**What you should do:**
Retrieve each line that contains the word "JSON" from the entries below.

**Task input:**
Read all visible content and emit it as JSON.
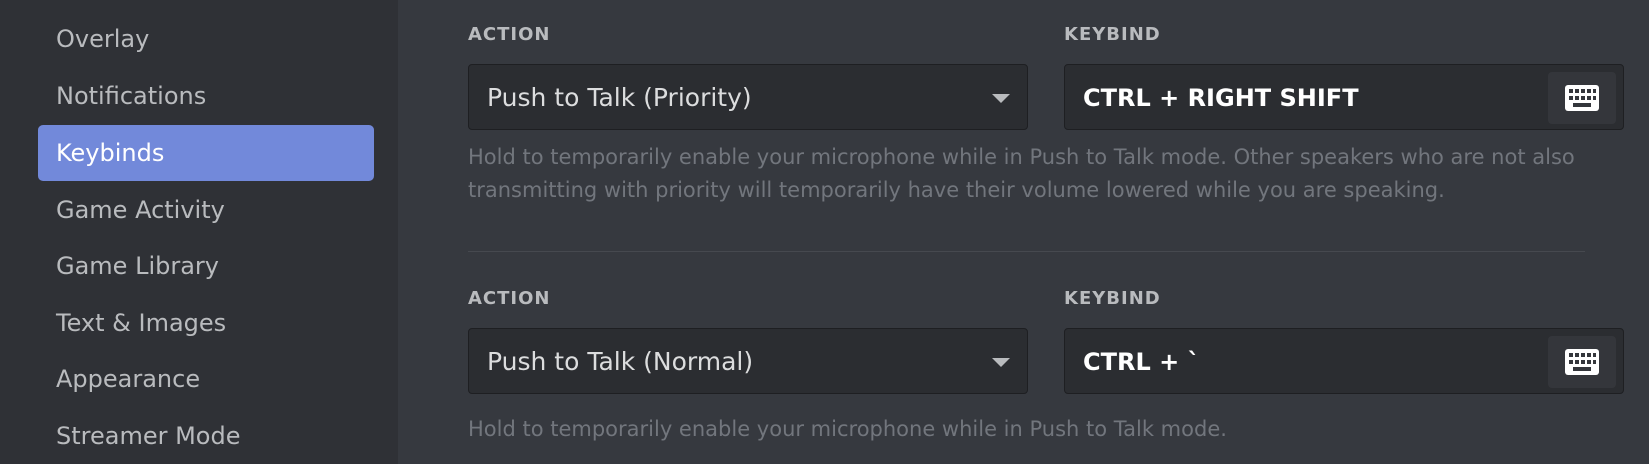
{
  "sidebar": {
    "items": [
      {
        "label": "Overlay",
        "active": false
      },
      {
        "label": "Notifications",
        "active": false
      },
      {
        "label": "Keybinds",
        "active": true
      },
      {
        "label": "Game Activity",
        "active": false
      },
      {
        "label": "Game Library",
        "active": false
      },
      {
        "label": "Text & Images",
        "active": false
      },
      {
        "label": "Appearance",
        "active": false
      },
      {
        "label": "Streamer Mode",
        "active": false
      }
    ]
  },
  "keybinds": [
    {
      "action_label": "ACTION",
      "keybind_label": "KEYBIND",
      "action_value": "Push to Talk (Priority)",
      "keybind_value": "CTRL + RIGHT SHIFT",
      "description": "Hold to temporarily enable your microphone while in Push to Talk mode. Other speakers who are not also transmitting with priority will temporarily have their volume lowered while you are speaking."
    },
    {
      "action_label": "ACTION",
      "keybind_label": "KEYBIND",
      "action_value": "Push to Talk (Normal)",
      "keybind_value": "CTRL + `",
      "description": "Hold to temporarily enable your microphone while in Push to Talk mode."
    }
  ],
  "icons": {
    "dropdown": "chevron-down-icon",
    "keyboard": "keyboard-icon"
  },
  "colors": {
    "accent": "#7289da",
    "sidebar_bg": "#2f3136",
    "main_bg": "#36393f"
  }
}
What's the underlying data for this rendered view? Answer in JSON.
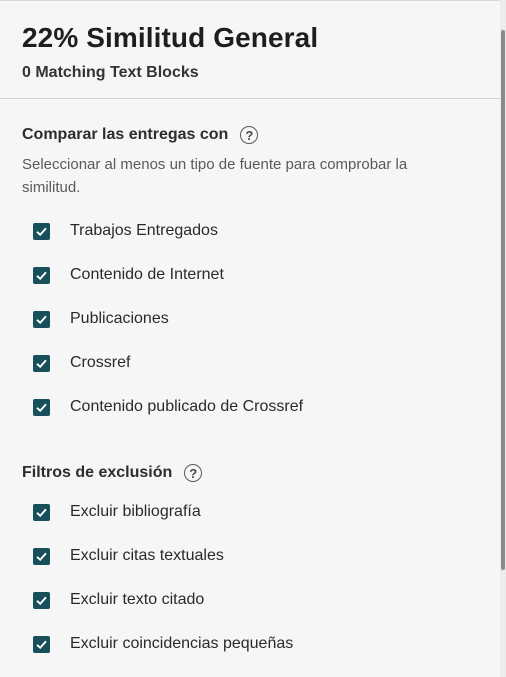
{
  "header": {
    "title": "22% Similitud General",
    "subtitle": "0 Matching Text Blocks"
  },
  "compare": {
    "heading": "Comparar las entregas con",
    "help_icon": "question-circle-icon",
    "help_glyph": "?",
    "description": "Seleccionar al menos un tipo de fuente para comprobar la similitud.",
    "options": [
      {
        "label": "Trabajos Entregados",
        "checked": true
      },
      {
        "label": "Contenido de Internet",
        "checked": true
      },
      {
        "label": "Publicaciones",
        "checked": true
      },
      {
        "label": "Crossref",
        "checked": true
      },
      {
        "label": "Contenido publicado de Crossref",
        "checked": true
      }
    ]
  },
  "filters": {
    "heading": "Filtros de exclusión",
    "help_icon": "question-circle-icon",
    "help_glyph": "?",
    "options": [
      {
        "label": "Excluir bibliografía",
        "checked": true
      },
      {
        "label": "Excluir citas textuales",
        "checked": true
      },
      {
        "label": "Excluir texto citado",
        "checked": true
      },
      {
        "label": "Excluir coincidencias pequeñas",
        "checked": true
      }
    ]
  },
  "colors": {
    "checkbox": "#17505a",
    "background": "#f6f6f6"
  }
}
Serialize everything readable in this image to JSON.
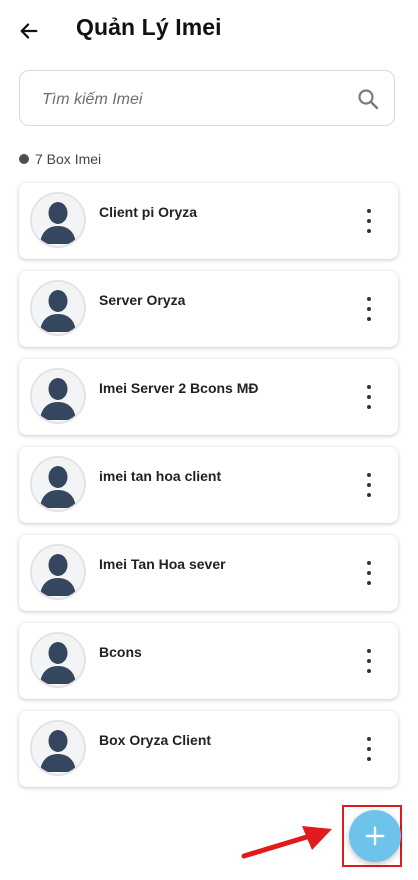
{
  "header": {
    "title": "Quản Lý Imei"
  },
  "search": {
    "placeholder": "Tìm kiếm Imei",
    "value": ""
  },
  "list_count": "7 Box Imei",
  "items": [
    {
      "name": "Client pi Oryza"
    },
    {
      "name": "Server Oryza"
    },
    {
      "name": "Imei Server 2 Bcons MĐ"
    },
    {
      "name": "imei tan hoa client"
    },
    {
      "name": "Imei Tan Hoa sever"
    },
    {
      "name": "Bcons"
    },
    {
      "name": "Box Oryza Client"
    }
  ],
  "icons": {
    "back": "arrow-left-icon",
    "search": "search-icon",
    "more": "more-vertical-icon",
    "avatar": "person-silhouette-icon",
    "add": "plus-icon"
  },
  "colors": {
    "fab": "#6dc3ea",
    "highlight": "#e01b1b",
    "avatar_figure": "#34475f"
  }
}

**Task solution:**
Read all visible content and emit it as JSON.
What's the underlying data for this rendered view? Answer in JSON.
Serialize everything readable in this image to JSON.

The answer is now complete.